Epic Sciences, a San Diego, Calif.-based developer of novel diagnostics to personalize and advance the treatment and management of cancer, and the Prostate Cancer Clinical Trials Consortium (PCCTC), a consortium for phase I/II and phase II clinical trials in prostate cancer, will collaborate to apply Epic's circulating tumor cell (CTC) technology in multiple investigator-initiated clinical trials to advance the development of new prostate cancer treatments.
"Liquid biopsies could help accelerate the clinical development of new targeted therapies to treat prostate cancer by providing rapid access to ongoing and timely information about a patient's cancer on a cellular and molecular level," said Jake Vinson, CEO at PCCTC. "We have been impressed with Epic's circulating tumor cell technology's capacity to help develop drugs in more precisely defined and biologically relevant patient groups."
Epic is developing highly informative diagnostic tests that can detail the dynamic changes in gene and protein expression that occur during the course of cancer treatments. From a simple blood test, Epic's no cell left behind technology examines approximately six million cells across more than 90 parameters to analyze all possible types of CTCs. With real-time information about both the primary tumor and secondary metastases, CTCs provide a comprehensive picture of mutations in key regulatory and biochemical pathways to inform therapeutic development, therapy selection and drug resistance mechanisms.
"Circulating tumor cells can describe the global heterogeneity of cancer in patients at multiple time points and can be used to track the genetic and proteomic changes that occur under therapeutic selection pressure," said Murali Prahalad, Ph.D., president and CEO of Epic Sciences. "Collaborating with the PCCTC, we can help advance clinical trials by using Epic's technology to monitor treatment effectiveness and understand acquired resistance."
Epic has more than 30 collaborations with pharmaceutical companies and cancer research centers spanning 67 clinical studies.

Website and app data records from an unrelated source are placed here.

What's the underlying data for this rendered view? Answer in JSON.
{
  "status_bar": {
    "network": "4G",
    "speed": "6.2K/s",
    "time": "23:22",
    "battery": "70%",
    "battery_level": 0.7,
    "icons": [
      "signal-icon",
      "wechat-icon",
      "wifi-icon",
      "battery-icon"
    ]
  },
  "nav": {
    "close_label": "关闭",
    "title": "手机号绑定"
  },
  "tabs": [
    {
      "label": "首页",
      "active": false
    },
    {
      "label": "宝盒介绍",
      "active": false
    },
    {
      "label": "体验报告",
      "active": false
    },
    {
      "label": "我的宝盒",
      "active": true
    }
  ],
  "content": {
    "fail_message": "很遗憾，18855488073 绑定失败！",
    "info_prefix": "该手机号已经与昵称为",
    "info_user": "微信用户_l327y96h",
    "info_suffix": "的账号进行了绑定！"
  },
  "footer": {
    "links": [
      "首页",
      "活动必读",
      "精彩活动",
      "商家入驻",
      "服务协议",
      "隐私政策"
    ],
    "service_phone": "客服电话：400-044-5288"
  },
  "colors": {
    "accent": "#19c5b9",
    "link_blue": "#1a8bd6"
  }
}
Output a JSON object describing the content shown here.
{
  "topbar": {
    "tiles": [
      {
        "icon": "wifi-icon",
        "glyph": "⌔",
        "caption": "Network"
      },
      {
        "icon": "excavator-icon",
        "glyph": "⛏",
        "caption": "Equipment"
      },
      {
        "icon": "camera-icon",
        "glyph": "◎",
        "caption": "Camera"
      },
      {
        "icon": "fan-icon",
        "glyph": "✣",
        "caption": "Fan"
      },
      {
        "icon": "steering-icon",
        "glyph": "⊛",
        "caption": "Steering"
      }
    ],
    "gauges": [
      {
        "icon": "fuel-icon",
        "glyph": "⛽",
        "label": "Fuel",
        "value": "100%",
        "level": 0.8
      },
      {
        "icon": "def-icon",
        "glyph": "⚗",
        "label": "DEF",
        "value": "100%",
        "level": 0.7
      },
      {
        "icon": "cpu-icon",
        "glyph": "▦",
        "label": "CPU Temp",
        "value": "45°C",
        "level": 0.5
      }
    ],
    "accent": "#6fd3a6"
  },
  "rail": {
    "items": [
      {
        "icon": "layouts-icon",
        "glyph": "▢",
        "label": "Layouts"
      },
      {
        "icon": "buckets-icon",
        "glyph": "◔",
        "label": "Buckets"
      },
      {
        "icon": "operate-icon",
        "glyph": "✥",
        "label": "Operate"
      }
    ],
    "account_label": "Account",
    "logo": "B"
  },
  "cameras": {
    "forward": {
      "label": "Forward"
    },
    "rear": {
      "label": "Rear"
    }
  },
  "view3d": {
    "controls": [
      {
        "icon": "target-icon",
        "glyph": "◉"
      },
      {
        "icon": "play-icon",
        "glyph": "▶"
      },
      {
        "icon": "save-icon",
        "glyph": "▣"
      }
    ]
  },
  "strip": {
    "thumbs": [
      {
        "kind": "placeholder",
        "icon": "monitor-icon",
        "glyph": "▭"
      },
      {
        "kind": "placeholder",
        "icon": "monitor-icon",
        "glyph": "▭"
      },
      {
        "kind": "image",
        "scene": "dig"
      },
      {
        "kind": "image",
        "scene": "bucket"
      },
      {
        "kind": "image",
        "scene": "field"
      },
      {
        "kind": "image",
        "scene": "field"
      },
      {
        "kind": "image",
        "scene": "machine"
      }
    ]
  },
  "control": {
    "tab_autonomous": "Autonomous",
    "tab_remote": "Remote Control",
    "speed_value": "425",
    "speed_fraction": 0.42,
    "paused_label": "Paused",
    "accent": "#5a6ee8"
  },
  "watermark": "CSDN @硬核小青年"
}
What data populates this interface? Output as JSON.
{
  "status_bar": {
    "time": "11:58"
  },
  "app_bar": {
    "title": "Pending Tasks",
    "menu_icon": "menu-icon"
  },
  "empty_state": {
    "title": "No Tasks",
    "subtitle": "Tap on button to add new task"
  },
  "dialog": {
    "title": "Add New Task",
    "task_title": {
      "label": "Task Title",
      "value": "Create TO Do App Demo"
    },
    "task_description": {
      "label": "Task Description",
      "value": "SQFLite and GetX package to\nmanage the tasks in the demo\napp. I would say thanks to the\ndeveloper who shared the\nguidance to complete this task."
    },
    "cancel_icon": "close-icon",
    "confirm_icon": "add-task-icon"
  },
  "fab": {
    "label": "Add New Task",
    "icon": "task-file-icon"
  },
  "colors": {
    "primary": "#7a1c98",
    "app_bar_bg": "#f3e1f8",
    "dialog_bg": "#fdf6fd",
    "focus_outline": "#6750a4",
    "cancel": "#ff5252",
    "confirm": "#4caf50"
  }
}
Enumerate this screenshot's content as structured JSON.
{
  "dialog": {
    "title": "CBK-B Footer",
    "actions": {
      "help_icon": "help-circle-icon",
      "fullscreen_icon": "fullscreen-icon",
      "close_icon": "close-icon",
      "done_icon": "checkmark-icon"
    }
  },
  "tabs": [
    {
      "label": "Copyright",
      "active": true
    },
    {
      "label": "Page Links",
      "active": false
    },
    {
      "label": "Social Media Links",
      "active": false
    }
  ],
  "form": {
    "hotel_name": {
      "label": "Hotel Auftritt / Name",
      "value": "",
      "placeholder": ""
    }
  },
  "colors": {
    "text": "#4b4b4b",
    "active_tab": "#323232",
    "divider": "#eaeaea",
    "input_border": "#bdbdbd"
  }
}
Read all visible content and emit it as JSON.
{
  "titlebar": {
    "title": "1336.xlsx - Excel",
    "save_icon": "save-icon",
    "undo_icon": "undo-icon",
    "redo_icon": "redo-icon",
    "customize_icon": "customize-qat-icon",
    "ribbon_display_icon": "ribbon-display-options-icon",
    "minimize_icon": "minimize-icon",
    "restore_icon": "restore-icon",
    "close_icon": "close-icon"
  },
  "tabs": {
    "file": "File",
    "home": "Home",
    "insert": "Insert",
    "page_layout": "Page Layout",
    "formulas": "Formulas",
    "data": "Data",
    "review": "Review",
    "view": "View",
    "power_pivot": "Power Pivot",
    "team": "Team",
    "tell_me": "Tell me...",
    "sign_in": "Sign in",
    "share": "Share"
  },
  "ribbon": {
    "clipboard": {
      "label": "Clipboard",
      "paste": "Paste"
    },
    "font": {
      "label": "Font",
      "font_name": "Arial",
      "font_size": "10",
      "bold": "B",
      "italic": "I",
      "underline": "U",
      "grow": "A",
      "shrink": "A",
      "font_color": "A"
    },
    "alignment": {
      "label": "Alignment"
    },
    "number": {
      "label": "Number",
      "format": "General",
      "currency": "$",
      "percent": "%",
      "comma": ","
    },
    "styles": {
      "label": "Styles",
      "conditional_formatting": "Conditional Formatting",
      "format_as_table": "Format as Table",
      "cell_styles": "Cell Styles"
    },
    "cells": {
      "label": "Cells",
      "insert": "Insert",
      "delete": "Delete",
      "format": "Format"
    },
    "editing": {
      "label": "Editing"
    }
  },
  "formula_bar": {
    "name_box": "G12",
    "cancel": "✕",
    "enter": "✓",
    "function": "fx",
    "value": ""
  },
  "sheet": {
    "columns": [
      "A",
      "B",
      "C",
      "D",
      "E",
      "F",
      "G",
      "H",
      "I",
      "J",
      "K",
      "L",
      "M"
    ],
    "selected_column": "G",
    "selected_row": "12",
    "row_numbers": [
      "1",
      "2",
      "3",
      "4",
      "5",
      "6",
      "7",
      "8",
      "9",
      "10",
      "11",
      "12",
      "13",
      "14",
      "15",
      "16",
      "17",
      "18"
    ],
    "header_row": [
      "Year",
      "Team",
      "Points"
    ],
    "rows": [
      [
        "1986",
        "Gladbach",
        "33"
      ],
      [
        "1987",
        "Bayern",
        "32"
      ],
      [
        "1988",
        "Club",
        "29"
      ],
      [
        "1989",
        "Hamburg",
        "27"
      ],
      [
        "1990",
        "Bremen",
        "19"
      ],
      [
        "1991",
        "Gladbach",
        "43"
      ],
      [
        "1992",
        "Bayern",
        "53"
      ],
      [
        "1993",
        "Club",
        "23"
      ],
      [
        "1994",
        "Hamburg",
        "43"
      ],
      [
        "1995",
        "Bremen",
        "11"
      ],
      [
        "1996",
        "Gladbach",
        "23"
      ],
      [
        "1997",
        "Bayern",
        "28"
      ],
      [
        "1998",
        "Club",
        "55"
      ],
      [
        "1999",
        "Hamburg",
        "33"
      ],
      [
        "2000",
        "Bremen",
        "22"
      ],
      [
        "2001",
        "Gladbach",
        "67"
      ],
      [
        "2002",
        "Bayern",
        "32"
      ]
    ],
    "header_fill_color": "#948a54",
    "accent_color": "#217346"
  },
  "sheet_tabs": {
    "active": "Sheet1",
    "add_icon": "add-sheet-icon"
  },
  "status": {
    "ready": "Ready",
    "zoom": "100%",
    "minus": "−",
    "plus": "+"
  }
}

In 2005, the Prostate Cancer Foundation and the Department of Defense (DOD) Prostate Cancer Research Program (PCRP) initiated the Prostate Cancer Clinical Trials Consortium (PCCTC) in response to gaps identified in prostate cancer clinical research by physician investigators and prostate cancer advocates. By establishing transparent project co-development between investigators, research sites and industry partners, the PCCTC has created a new paradigm for evaluating prostate cancer therapies. Uniform trial endpoints, the use of validated biomarkers, and the adaptation of the clinical states model of prostate cancer have further enabled accelerate drug development within the consortium. The PCCTC now is a major multi-institutional CRO consisting of a nationwide network of physicians at 15 academic institutions specializing in cutting-edge prostate cancer research.